April 01, 2012
A Gastric ulcer is a type of peptic ulcer that can occur within the body. However a gastric ulcer is a type of ulcer specific to the gastric (stomach) part of the body. Unlike a terminal disease, gastric ulcers can be managed and most patients live a healthy but cautious lifestyle. Doctors have developed certain aspects that should be added into a patient’s diet that has been diagnosed with a gastric ulcer. There are also certain medicines that when coupled with the right eating habits can ultimately make living with an ulcer easier. Gastric ulcers are a disease that doctors are continuing studied the prognosis of to better understand how the disease effects the gastric part of the body, and the medicines required to treat the unique symptoms associated with the disease.
A Gastric ulcer is a disease consisting of a hole in the lining of the gastrointestinal system. The hole in the lining can be formed as a result of corrosion of the lining by juices containing acid, excess use of aspirin-containing medicines, spicy foods, stress, and caffeinated beverages. According to Susan Turley (2011), “Gastric ulcers are most commonly caused by the bacterium Helicobacter pylori.” Helicobacter pylorus is a microaerophilic bacteria found in the gastric part of the body. Although, the health factors listed are known conductors of gastric ulcers they are not the only primary concerns when diagnosing someone with a gastric ulcer.
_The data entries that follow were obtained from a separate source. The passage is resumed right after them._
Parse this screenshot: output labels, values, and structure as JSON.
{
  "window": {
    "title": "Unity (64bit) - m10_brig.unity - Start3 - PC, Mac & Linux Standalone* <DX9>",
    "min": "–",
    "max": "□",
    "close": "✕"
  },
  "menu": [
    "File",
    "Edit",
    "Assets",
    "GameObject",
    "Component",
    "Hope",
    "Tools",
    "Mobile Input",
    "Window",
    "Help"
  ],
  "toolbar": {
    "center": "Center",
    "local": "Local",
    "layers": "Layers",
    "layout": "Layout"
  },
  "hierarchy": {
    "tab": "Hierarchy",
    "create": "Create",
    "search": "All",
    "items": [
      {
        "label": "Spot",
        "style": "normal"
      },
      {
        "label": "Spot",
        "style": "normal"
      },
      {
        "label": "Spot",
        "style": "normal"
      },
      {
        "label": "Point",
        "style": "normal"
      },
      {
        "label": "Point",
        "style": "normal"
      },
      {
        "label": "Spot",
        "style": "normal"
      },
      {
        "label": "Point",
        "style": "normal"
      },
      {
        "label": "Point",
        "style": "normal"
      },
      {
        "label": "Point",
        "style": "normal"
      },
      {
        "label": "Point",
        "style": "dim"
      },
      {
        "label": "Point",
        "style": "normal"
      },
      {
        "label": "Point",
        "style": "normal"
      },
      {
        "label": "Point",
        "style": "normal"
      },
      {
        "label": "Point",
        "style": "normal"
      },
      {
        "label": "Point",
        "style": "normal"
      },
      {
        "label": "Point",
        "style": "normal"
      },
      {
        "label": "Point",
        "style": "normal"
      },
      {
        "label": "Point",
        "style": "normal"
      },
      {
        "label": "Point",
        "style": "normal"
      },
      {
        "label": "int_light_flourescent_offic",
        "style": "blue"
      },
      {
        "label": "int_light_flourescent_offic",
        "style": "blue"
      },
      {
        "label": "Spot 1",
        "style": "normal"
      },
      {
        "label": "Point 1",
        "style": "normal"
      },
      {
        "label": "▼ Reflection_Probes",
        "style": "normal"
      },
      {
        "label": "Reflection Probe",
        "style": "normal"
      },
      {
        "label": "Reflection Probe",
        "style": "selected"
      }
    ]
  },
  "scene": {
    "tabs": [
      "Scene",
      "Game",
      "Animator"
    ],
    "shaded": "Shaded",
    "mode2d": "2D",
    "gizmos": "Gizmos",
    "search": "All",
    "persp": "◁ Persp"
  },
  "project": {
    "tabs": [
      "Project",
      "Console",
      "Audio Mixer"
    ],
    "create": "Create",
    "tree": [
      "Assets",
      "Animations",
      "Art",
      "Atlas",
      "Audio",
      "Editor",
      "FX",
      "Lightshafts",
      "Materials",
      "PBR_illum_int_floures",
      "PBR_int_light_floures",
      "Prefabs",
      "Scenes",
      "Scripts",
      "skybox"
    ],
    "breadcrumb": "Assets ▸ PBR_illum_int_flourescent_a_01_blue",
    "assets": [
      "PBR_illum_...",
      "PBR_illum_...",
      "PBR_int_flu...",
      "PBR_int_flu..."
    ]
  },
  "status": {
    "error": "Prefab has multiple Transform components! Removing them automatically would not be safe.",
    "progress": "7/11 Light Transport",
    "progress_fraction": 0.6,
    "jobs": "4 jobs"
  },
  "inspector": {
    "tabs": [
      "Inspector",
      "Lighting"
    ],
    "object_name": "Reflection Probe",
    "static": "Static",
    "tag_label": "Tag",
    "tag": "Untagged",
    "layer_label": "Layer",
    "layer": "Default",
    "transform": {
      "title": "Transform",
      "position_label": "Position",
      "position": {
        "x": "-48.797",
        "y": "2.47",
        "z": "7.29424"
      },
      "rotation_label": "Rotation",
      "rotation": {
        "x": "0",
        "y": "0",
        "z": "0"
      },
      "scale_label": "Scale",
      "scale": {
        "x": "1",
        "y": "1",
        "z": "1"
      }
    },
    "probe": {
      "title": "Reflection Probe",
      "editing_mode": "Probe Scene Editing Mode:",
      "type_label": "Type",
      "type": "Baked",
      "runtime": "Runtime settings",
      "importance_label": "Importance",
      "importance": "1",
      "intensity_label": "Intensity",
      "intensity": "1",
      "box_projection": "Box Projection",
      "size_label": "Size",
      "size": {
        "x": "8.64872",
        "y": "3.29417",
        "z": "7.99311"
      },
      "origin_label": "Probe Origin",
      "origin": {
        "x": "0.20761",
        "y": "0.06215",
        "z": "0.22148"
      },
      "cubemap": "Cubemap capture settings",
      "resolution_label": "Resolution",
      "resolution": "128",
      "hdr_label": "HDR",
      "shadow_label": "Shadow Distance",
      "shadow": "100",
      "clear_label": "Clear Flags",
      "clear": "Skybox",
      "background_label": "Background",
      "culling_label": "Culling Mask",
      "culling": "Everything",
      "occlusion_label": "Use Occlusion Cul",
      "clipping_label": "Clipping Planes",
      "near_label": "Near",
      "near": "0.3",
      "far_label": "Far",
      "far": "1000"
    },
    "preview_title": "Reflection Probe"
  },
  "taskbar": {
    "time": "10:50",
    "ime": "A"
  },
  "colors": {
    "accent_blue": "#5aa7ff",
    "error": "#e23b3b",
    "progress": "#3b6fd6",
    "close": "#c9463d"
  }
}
The body displays numerous symptoms when a gastric ulcer is present. The symptoms of a gastric ulcer are abdominal pain, nausea, abnormal indigestion, hematemesis, hematochezia, and unintentional weight loss. Abdominal pain is pain within the thorax and the inguen, and abnormal indigestion is not being able to properly digest food. The presence of vomiting blood and bloody stool is a result of blood coming from the upper part of the gastrointestinal tract. Unintentional weight loss takes place as the body loses the appetite for food as a result of gastric discomfort. The size of a gastric ulcer can range from 1/8 of an inch to ¾ of an inch in diameter in size. Doctors use these symptoms to determine the intensity of the ulcer and the proper diagnostic procedures. In order for a doctor to properly diagnose a patient with a gastric ulcer after reviewing all symptoms certain tests have to be administered to ensure the correctness of the diagnosis. An endoscopy is a test that uses a small flexible tube with a light on the end of it to obtain a closer look into the gastric system. While performing the endoscopy the doctor can use an endoscope to take samples of tissue for further lab testing. Barium x-ray or also called Barium swallow is a solution mixed with barium that is administrated orally. The patient drinks the solution which will coat the upper digestive tract wall lining so it can be examined under a diagnostic x-ray. Another test to detected is someone has a gastric ulcer is a Noninvasive test for Gastrointestinal (GI) bleeding, this test can include the rectal blood count and fecal occult blood test (FOBT). The patient has to supply up to six stool samples, in which is tested by smearing the feces on a treated paper that reacts to hydrogen peroxide. When conducting the GI test if the tests strip turns blue the patient has tested positive for internal bleeding. Gastric ulcers affect the body’s systems in different ways resulting in discomfort. According to” Mama’s Health Simply Easy Healthy You” (2000) “Gastric ulcers affect the nerves surrounding it. The nerve become agitated and causes a great amount of pain.” Ulcers can cause hemorrhages from erosion of the major blood vessels from tears in the gastro or intestine lining. The GI tract system can become obstructed as a result of spasms or edema (swelling) surrounding the ulcer area. A bleeding gastric ulcer can cause iron deficiency anemia or low blood pressure as a result